● EXERCISE PROMPT: What should come back is the data below, word for word, minus any picture.

● LISTED ENTRIES:
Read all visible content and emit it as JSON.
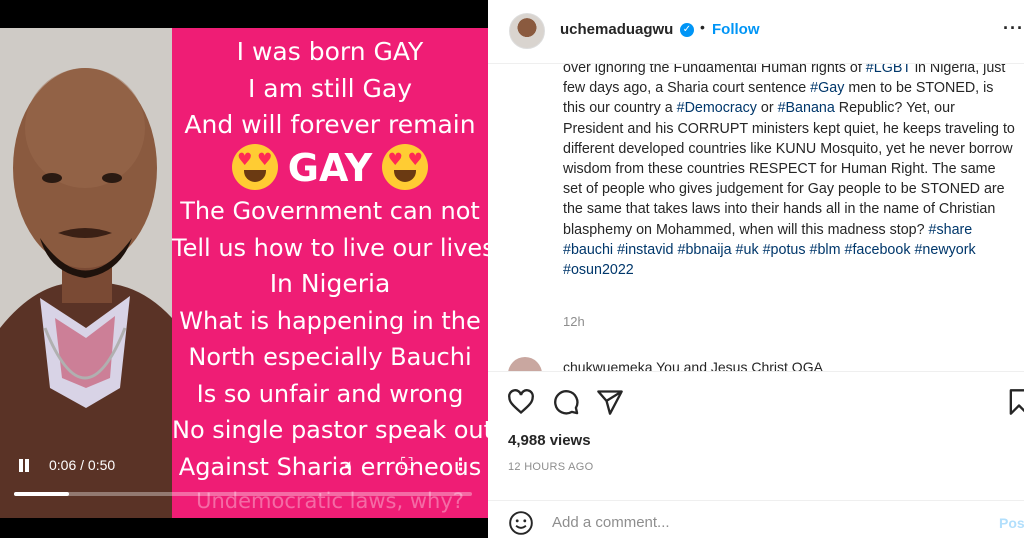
{
  "video": {
    "overlay_lines": [
      "I was born GAY",
      "I am still Gay",
      "And will forever remain",
      "GAY",
      "The Government can not",
      "Tell us how to live our lives",
      "In Nigeria",
      "What is happening in the",
      "North especially Bauchi",
      "Is so unfair and wrong",
      "No single pastor speak out",
      "Against Sharia erroneous",
      "Undemocratic laws, why?"
    ],
    "time_display": "0:06 / 0:50",
    "progress_fraction": 0.12
  },
  "post": {
    "username": "uchemaduagwu",
    "follow_label": "Follow",
    "dot": "•",
    "caption_segments": [
      {
        "t": "over ignoring the Fundamental Human rights of "
      },
      {
        "t": "#LGBT",
        "tag": true
      },
      {
        "t": " in Nigeria, just few days ago, a Sharia court sentence "
      },
      {
        "t": "#Gay",
        "tag": true
      },
      {
        "t": " men to be STONED, is this our country a "
      },
      {
        "t": "#Democracy",
        "tag": true
      },
      {
        "t": " or "
      },
      {
        "t": "#Banana",
        "tag": true
      },
      {
        "t": " Republic? Yet, our President and his CORRUPT ministers kept quiet, he keeps traveling to different developed countries like KUNU Mosquito, yet he never borrow wisdom from these countries RESPECT for Human Right. The same set of people who gives judgement for Gay people to be STONED are the same that takes laws into their hands all in the name of Christian blasphemy on Mohammed, when will this madness stop? "
      },
      {
        "t": "#share",
        "tag": true
      },
      {
        "t": " "
      },
      {
        "t": "#bauchi",
        "tag": true
      },
      {
        "t": " "
      },
      {
        "t": "#instavid",
        "tag": true
      },
      {
        "t": " "
      },
      {
        "t": "#bbnaija",
        "tag": true
      },
      {
        "t": " "
      },
      {
        "t": "#uk",
        "tag": true
      },
      {
        "t": " "
      },
      {
        "t": "#potus",
        "tag": true
      },
      {
        "t": " "
      },
      {
        "t": "#blm",
        "tag": true
      },
      {
        "t": " "
      },
      {
        "t": "#facebook",
        "tag": true
      },
      {
        "t": " "
      },
      {
        "t": "#newyork",
        "tag": true
      },
      {
        "t": " "
      },
      {
        "t": "#osun2022",
        "tag": true
      }
    ],
    "caption_age": "12h",
    "comment_peek": "chukwuemeka  You and Jesus Christ OGA",
    "views": "4,988 views",
    "posted_ago": "12 HOURS AGO",
    "comment_placeholder": "Add a comment...",
    "post_label": "Post"
  },
  "colors": {
    "pink": "#ef1d75",
    "link": "#0095f6",
    "hashtag": "#00376b"
  }
}
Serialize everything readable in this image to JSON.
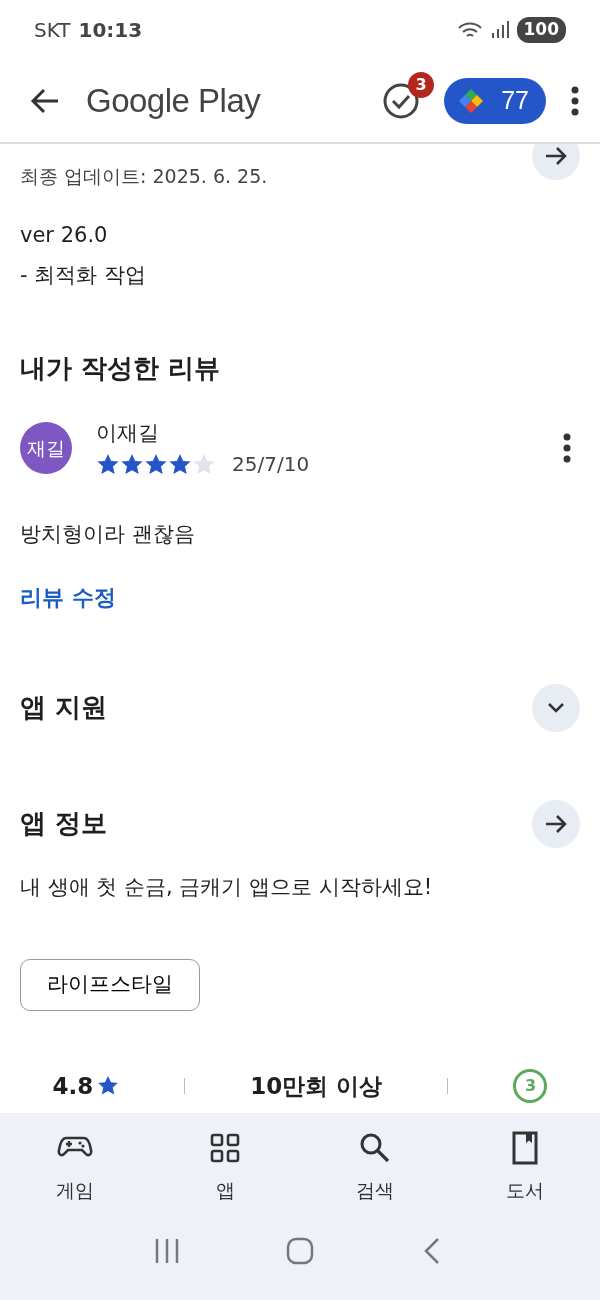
{
  "status_bar": {
    "carrier": "SKT",
    "time": "10:13",
    "battery": "100"
  },
  "app_bar": {
    "title": "Google Play",
    "notification_count": "3",
    "points": "77"
  },
  "whats_new": {
    "updated": "최종 업데이트: 2025. 6. 25.",
    "notes": [
      "ver 26.0",
      "- 최적화 작업"
    ]
  },
  "my_review": {
    "heading": "내가 작성한 리뷰",
    "avatar": "재길",
    "author": "이재길",
    "stars": 4,
    "date": "25/7/10",
    "text": "방치형이라 괜찮음",
    "edit_link": "리뷰 수정"
  },
  "app_support": {
    "heading": "앱 지원",
    "expanded": false
  },
  "app_info": {
    "heading": "앱 정보",
    "description": "내 생애 첫 순금, 금캐기 앱으로 시작하세요!",
    "category": "라이프스타일"
  },
  "stats": [
    {
      "kind": "rating",
      "value": "4.8"
    },
    {
      "kind": "text",
      "value": "10만회 이상"
    },
    {
      "kind": "age",
      "value": "3"
    }
  ],
  "bottom_nav": [
    {
      "kind": "game",
      "label": "게임"
    },
    {
      "kind": "apps",
      "label": "앱"
    },
    {
      "kind": "search",
      "label": "검색"
    },
    {
      "kind": "book",
      "label": "도서"
    }
  ]
}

● EXERCISE RESULT:
Read all visible content and emit it as JSON.
{
  "video": {
    "overlay_lines": [
      "I was born GAY",
      "I am still Gay",
      "And will forever remain",
      "GAY",
      "The Government can not",
      "Tell us how to live our lives",
      "In Nigeria",
      "What is happening in the",
      "North especially Bauchi",
      "Is so unfair and wrong",
      "No single pastor speak out",
      "Against Sharia erroneous",
      "Undemocratic laws, why?"
    ],
    "time_display": "0:06 / 0:50",
    "progress_fraction": 0.12
  },
  "post": {
    "username": "uchemaduagwu",
    "follow_label": "Follow",
    "dot": "•",
    "caption_segments": [
      {
        "t": "over ignoring the Fundamental Human rights of "
      },
      {
        "t": "#LGBT",
        "tag": true
      },
      {
        "t": " in Nigeria, just few days ago, a Sharia court sentence "
      },
      {
        "t": "#Gay",
        "tag": true
      },
      {
        "t": " men to be STONED, is this our country a "
      },
      {
        "t": "#Democracy",
        "tag": true
      },
      {
        "t": " or "
      },
      {
        "t": "#Banana",
        "tag": true
      },
      {
        "t": " Republic? Yet, our President and his CORRUPT ministers kept quiet, he keeps traveling to different developed countries like KUNU Mosquito, yet he never borrow wisdom from these countries RESPECT for Human Right. The same set of people who gives judgement for Gay people to be STONED are the same that takes laws into their hands all in the name of Christian blasphemy on Mohammed, when will this madness stop? "
      },
      {
        "t": "#share",
        "tag": true
      },
      {
        "t": " "
      },
      {
        "t": "#bauchi",
        "tag": true
      },
      {
        "t": " "
      },
      {
        "t": "#instavid",
        "tag": true
      },
      {
        "t": " "
      },
      {
        "t": "#bbnaija",
        "tag": true
      },
      {
        "t": " "
      },
      {
        "t": "#uk",
        "tag": true
      },
      {
        "t": " "
      },
      {
        "t": "#potus",
        "tag": true
      },
      {
        "t": " "
      },
      {
        "t": "#blm",
        "tag": true
      },
      {
        "t": " "
      },
      {
        "t": "#facebook",
        "tag": true
      },
      {
        "t": " "
      },
      {
        "t": "#newyork",
        "tag": true
      },
      {
        "t": " "
      },
      {
        "t": "#osun2022",
        "tag": true
      }
    ],
    "caption_age": "12h",
    "comment_peek": "chukwuemeka  You and Jesus Christ OGA",
    "views": "4,988 views",
    "posted_ago": "12 HOURS AGO",
    "comment_placeholder": "Add a comment...",
    "post_label": "Post"
  },
  "colors": {
    "pink": "#ef1d75",
    "link": "#0095f6",
    "hashtag": "#00376b"
  }
}
Serialize everything readable in this image to JSON.
{
  "status_bar": {
    "carrier": "SKT",
    "time": "10:13",
    "battery": "100"
  },
  "app_bar": {
    "title": "Google Play",
    "notification_count": "3",
    "points": "77"
  },
  "whats_new": {
    "updated": "최종 업데이트: 2025. 6. 25.",
    "notes": [
      "ver 26.0",
      "- 최적화 작업"
    ]
  },
  "my_review": {
    "heading": "내가 작성한 리뷰",
    "avatar": "재길",
    "author": "이재길",
    "stars": 4,
    "date": "25/7/10",
    "text": "방치형이라 괜찮음",
    "edit_link": "리뷰 수정"
  },
  "app_support": {
    "heading": "앱 지원",
    "expanded": false
  },
  "app_info": {
    "heading": "앱 정보",
    "description": "내 생애 첫 순금, 금캐기 앱으로 시작하세요!",
    "category": "라이프스타일"
  },
  "stats": [
    {
      "kind": "rating",
      "value": "4.8"
    },
    {
      "kind": "text",
      "value": "10만회 이상"
    },
    {
      "kind": "age",
      "value": "3"
    }
  ],
  "bottom_nav": [
    {
      "kind": "game",
      "label": "게임"
    },
    {
      "kind": "apps",
      "label": "앱"
    },
    {
      "kind": "search",
      "label": "검색"
    },
    {
      "kind": "book",
      "label": "도서"
    }
  ]
}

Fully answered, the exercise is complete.